A torsion bar suspension, also known as a torsion spring suspension (not to be confused with a torsion beam rear suspension), is a general term for any vehicle suspension that uses a torsion bar as its main weight-bearing spring. One end of a long metal bar is attached firmly to the vehicle chassis; the opposite end terminates in a lever, the torsion key, mounted perpendicular to the bar, that is attached to a suspension arm, a spindle, or the axle. Vertical motion of the wheel causes the bar to twist around its axis and is resisted by the bar's torsion resistance. The effective spring rate of the bar is determined by its length, cross section, shape, material, and manufacturing process.

Torsion bar suspensions are used on combat vehicles and tanks like the T-72, Leopard 1, Leopard 2, M26 Pershing, M18 Hellcat, and the M1 Abrams (many tanks from World War II used this suspension), and on modern trucks and SUVs from Ford, Chrysler, GM, Mitsubishi, Mazda, Nissan, Isuzu and Toyota. Manufacturers change the torsion bar or key to adjust the ride height, usually to compensate for engine weight. While the ride height may be adjusted by turning the adjuster bolts on the stock torsion key, rotating the stock key too far can bend the adjusting bolt and place the shock piston outside its standard travel. Over-rotating the torsion bars can also cause the suspension to hit the bump-stop prematurely, causing a harsh ride.
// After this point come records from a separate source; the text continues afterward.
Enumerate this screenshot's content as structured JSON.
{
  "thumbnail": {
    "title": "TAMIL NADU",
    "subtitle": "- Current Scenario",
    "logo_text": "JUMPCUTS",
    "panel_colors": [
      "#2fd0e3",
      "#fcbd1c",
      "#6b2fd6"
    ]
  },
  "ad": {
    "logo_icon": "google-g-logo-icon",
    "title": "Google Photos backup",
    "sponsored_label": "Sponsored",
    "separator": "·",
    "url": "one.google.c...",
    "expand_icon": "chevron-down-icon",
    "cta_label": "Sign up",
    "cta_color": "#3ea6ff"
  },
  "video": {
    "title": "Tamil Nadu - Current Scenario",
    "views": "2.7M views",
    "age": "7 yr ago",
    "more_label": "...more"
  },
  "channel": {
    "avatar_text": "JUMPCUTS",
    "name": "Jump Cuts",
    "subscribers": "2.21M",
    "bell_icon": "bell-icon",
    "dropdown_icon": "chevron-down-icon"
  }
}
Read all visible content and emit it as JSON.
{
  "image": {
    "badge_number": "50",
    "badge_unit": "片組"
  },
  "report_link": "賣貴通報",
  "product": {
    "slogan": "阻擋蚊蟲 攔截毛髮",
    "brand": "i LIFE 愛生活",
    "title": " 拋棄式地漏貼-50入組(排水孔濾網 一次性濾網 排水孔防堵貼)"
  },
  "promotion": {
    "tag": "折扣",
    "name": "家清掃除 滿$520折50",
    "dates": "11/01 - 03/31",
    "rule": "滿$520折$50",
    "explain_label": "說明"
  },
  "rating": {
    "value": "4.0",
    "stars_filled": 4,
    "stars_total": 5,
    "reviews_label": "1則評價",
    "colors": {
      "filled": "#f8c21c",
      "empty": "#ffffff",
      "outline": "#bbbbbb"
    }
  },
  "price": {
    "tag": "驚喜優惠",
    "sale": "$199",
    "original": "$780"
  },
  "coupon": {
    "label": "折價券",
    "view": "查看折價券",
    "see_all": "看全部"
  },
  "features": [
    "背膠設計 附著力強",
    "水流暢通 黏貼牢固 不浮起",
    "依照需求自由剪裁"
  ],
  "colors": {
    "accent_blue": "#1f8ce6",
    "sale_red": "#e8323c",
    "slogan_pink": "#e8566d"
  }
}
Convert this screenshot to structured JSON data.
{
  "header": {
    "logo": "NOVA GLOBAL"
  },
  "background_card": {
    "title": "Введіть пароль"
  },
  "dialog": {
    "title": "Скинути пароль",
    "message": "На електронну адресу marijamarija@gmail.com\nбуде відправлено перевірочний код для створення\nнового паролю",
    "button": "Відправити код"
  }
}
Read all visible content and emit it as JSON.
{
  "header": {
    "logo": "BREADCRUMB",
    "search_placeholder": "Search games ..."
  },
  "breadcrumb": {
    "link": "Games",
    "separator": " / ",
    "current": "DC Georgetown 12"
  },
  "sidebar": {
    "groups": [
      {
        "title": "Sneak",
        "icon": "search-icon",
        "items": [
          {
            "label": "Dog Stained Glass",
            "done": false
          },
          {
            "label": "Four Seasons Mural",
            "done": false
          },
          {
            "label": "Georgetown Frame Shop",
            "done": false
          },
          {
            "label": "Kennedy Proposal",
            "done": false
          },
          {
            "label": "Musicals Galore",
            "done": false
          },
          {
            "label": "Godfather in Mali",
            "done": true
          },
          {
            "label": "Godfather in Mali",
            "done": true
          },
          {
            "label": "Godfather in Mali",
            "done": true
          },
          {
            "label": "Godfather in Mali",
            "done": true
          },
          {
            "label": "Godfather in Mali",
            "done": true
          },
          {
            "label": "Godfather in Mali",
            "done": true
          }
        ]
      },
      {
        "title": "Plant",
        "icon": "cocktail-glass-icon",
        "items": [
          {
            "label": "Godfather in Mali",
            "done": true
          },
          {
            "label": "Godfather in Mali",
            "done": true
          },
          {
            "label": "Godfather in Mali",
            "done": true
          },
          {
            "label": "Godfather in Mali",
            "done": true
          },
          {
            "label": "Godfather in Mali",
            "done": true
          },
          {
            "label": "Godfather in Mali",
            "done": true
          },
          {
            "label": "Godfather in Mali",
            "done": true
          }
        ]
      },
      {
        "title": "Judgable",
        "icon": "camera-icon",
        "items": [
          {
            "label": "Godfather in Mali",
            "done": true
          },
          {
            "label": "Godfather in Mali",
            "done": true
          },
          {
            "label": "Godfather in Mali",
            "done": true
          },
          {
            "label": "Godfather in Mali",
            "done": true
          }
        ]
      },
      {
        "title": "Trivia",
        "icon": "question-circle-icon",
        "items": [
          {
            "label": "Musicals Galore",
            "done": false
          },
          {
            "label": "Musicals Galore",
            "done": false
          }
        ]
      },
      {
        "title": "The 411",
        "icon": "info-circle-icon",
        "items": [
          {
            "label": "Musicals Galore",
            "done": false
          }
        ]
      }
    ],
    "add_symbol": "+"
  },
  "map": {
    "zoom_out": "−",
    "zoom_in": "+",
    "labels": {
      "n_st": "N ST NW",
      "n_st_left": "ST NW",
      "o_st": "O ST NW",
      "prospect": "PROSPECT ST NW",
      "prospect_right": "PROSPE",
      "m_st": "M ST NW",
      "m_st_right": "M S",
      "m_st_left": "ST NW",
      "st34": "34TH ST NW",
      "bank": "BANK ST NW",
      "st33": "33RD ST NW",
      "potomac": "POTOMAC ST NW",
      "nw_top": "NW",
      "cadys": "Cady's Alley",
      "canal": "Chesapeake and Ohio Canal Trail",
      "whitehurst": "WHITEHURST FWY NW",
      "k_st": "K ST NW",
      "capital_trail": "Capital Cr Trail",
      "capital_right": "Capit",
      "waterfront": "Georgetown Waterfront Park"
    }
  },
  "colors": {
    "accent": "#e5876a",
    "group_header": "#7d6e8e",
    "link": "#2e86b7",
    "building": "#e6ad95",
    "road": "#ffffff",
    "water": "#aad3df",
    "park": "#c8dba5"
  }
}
Aftermarket forged-metal torsion key kits use relocked adjuster keys to prevent over-rotation, and shock brackets to keep the piston travel in the stock range.